US – Boston Globe
‘Compassionate release’ programs offer, if not a ‘good death,’ at least dignity for inmates.
UK – Nursing Times
A high number of hospital admissions in the last year of life is linked with increasing disability in older patients, which may influence palliative care discussions, according to a US study.
US – Doctors Lounge
There are gender differences in receipt of end-of-life care among terminally ill cancer patients, with male patients more likely to receive intensive care unit care, according to a study published online May 14 in Cancer.
Times of India
When it came to planning her own life, financial advisor Sujata Kabraji decided to create a different kind of will. The two-page living will clearly states that there is no need to prolong her life in case she becomes terminally ill or slips into a coma.
UK – Pulse Today
The chief inspector of primary care has indicated that GPs could ‘do better’ when dealing with end of life care.
Ireland – The Journal
The Irish Childhood Bereavement Network (ICBN) yesterday launched its ‘Listen with eyes, ears and heart’ campaign.
Tim Roth plays a nurse battling with the weight of his patients’ pain in a film that engages with the way families often offload the care of loved ones to third parties.
Patient-centred care was high on the agenda at the Improving End of Life Care conference in Birmingham on Wednesday, which also discussed the importance of training staff and accurately measuring progress.
ehospice International Children’s
On the occasion of the 68th World Health Assembly taking place at the Palais des Nations in Geneva, the ICPCN has been instrumental in presenting a first of its kind side event on palliative care for children to take place on Monday 25 May.
The Uganda Cancer Institute UCI in partnership with Fred Hutchinson Cancer Centre Cancer Research Centre has launched a state-of-the-art UCI-Fred Hutch Cancer Centre at Mulago, Kampala Uganda.
The CEO of the EAPC, Julie Ling, took over the role in January at a time of exciting change in the organisation with a new board and more recently a new president.

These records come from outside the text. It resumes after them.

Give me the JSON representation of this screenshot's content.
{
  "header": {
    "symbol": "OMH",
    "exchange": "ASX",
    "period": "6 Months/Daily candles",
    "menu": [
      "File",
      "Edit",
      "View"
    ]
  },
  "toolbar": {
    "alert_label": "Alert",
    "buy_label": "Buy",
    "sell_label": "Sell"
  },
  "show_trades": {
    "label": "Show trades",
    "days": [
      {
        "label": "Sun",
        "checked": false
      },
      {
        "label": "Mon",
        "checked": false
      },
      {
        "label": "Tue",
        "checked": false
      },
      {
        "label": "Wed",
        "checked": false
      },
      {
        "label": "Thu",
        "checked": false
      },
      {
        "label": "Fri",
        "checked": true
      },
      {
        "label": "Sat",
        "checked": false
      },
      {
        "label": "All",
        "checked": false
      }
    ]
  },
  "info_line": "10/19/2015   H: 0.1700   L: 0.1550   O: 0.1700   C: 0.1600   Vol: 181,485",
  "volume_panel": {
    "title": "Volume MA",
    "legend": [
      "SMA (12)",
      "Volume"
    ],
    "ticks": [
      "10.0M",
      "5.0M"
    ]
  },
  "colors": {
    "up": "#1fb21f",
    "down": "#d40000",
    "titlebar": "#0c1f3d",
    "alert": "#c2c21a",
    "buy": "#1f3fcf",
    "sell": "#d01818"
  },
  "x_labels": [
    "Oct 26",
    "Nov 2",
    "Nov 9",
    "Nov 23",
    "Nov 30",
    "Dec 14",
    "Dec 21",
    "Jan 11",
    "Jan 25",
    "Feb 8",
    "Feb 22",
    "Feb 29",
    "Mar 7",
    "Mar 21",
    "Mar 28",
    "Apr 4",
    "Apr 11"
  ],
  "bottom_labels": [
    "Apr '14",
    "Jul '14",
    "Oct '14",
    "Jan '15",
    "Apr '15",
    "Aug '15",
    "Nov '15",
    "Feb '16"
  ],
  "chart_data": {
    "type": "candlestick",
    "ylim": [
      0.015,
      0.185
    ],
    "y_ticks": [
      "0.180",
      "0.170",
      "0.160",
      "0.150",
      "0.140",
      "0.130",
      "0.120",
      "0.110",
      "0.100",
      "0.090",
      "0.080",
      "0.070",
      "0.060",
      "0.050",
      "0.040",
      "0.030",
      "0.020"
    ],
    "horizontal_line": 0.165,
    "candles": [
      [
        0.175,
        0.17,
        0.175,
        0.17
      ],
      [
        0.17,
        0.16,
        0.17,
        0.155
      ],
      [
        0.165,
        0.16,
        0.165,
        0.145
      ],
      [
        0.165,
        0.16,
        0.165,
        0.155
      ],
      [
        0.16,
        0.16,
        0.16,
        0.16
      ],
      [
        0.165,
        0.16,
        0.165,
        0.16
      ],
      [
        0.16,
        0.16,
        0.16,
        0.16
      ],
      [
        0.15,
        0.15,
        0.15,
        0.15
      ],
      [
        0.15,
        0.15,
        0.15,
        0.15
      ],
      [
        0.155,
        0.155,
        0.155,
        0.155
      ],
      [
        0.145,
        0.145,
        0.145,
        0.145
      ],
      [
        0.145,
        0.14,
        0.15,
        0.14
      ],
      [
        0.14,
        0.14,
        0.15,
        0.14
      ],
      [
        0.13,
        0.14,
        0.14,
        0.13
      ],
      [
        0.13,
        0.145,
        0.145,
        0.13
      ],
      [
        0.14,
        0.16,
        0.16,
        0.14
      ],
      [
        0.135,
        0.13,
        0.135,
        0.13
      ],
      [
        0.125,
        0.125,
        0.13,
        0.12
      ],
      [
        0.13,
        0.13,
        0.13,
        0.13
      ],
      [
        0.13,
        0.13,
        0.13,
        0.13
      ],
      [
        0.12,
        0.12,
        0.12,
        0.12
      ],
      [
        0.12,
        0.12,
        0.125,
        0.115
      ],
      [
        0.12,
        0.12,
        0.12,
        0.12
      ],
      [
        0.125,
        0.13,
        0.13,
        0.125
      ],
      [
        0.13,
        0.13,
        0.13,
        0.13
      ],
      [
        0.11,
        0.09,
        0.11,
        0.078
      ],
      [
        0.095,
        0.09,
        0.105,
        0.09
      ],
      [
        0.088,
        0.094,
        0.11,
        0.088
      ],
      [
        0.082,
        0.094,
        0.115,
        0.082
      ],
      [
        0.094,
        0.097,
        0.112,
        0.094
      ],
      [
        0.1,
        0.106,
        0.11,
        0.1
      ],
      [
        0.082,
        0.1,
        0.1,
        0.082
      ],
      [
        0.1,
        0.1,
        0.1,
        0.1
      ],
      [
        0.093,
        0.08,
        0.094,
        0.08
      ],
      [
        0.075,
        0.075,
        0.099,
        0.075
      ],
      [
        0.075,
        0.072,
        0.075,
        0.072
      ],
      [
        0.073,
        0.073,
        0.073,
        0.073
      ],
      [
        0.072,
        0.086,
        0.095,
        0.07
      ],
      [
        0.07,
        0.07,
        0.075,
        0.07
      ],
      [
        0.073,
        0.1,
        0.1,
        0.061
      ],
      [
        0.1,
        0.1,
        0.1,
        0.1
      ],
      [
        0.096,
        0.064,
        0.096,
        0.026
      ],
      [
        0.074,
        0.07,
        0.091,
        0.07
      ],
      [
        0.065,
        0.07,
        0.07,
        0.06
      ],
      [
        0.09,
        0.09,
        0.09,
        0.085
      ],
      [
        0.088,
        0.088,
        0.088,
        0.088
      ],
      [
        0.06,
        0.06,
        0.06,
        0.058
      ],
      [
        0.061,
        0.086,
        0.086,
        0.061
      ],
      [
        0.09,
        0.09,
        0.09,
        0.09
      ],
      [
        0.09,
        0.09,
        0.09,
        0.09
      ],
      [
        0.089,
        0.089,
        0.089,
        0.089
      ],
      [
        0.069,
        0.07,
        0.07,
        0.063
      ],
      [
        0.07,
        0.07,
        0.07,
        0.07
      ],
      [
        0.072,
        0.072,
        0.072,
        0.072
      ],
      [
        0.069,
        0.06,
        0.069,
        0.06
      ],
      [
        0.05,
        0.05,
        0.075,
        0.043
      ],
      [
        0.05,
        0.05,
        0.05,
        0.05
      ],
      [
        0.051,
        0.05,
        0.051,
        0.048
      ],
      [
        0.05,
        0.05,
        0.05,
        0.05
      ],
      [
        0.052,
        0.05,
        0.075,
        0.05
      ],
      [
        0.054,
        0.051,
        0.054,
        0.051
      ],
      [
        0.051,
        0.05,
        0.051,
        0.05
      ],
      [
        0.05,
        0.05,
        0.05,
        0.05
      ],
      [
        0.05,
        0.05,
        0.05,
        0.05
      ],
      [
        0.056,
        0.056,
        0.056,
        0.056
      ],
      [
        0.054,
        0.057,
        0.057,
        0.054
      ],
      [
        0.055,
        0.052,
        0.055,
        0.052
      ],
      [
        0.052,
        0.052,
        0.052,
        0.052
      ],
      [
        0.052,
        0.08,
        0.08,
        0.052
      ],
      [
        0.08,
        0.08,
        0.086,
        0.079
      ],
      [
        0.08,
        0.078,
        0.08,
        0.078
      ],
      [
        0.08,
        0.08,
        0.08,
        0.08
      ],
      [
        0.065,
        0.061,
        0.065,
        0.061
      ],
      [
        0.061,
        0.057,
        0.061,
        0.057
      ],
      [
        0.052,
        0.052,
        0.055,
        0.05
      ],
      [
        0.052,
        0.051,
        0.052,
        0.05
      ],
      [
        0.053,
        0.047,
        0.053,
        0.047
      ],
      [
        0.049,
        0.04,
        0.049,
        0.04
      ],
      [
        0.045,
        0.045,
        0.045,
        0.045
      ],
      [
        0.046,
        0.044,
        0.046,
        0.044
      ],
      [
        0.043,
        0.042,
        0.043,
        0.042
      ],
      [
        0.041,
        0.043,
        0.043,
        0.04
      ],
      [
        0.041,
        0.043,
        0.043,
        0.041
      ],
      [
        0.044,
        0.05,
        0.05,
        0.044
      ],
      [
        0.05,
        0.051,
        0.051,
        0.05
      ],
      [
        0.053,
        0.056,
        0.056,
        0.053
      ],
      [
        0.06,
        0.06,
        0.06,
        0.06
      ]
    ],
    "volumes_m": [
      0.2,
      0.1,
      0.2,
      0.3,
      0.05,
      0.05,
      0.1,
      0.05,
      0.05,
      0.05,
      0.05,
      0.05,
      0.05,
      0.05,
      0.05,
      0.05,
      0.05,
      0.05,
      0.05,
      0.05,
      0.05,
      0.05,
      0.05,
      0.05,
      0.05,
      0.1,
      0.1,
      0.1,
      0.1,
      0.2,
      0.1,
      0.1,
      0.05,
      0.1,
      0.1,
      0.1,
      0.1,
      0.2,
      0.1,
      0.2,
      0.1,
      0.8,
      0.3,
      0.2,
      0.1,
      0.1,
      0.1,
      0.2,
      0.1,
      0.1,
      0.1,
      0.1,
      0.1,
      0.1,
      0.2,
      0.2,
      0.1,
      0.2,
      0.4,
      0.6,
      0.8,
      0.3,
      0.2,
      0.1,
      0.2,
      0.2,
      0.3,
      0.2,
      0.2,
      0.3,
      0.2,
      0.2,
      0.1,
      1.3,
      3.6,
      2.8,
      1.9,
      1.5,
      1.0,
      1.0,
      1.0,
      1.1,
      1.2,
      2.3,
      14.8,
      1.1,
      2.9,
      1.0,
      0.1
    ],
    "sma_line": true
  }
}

She has worked in both adult and children’s palliative care in England and Ireland for the past twenty-five years.